----- Data section

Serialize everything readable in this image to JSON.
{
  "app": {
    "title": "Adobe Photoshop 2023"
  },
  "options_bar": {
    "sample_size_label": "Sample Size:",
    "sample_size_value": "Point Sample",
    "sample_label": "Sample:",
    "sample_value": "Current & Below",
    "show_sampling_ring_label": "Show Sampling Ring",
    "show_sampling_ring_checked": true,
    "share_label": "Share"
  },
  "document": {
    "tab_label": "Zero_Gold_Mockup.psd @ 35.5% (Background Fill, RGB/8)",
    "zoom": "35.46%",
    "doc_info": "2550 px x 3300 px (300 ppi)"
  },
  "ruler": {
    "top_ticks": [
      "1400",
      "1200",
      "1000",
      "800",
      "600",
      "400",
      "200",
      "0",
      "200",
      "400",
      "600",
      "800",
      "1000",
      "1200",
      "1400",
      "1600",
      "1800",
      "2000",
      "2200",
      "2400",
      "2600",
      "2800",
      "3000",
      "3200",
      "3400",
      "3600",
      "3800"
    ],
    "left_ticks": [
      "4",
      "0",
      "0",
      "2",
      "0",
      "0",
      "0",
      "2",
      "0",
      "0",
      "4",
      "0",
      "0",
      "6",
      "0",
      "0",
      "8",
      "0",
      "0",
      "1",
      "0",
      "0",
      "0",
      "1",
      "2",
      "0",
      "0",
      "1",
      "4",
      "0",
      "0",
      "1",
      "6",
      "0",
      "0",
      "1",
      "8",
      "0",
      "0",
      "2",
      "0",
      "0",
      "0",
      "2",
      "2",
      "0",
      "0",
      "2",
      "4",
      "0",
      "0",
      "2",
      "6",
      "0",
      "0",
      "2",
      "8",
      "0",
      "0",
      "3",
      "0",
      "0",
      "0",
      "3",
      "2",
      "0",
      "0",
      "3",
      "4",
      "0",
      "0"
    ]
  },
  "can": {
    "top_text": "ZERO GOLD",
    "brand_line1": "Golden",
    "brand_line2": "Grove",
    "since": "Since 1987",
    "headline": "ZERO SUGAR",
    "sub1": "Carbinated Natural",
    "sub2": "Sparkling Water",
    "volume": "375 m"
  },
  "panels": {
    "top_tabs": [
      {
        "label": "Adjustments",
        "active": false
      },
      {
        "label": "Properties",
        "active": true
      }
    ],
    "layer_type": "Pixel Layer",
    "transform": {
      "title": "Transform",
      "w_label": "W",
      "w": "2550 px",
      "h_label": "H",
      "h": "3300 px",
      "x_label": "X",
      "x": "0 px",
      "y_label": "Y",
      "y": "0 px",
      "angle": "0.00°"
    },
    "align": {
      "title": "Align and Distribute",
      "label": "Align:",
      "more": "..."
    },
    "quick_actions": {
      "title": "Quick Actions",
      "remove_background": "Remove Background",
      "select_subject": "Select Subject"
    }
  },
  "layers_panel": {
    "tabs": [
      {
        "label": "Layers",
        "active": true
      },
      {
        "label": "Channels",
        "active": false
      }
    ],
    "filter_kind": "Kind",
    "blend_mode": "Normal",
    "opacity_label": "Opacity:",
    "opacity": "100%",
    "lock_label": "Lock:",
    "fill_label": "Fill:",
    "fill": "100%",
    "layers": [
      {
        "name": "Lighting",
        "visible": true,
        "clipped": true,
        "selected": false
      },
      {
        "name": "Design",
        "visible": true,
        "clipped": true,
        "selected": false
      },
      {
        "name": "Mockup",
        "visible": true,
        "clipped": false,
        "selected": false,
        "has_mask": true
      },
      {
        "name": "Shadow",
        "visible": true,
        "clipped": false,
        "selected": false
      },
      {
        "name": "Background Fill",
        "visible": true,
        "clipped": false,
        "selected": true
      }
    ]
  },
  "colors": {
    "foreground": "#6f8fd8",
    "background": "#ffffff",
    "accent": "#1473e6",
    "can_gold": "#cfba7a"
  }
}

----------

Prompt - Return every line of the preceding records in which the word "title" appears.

Answer section -
    "title": "Adobe Photoshop 2023"
      "title": "Transform",
      "title": "Align and Distribute",
      "title": "Quick Actions",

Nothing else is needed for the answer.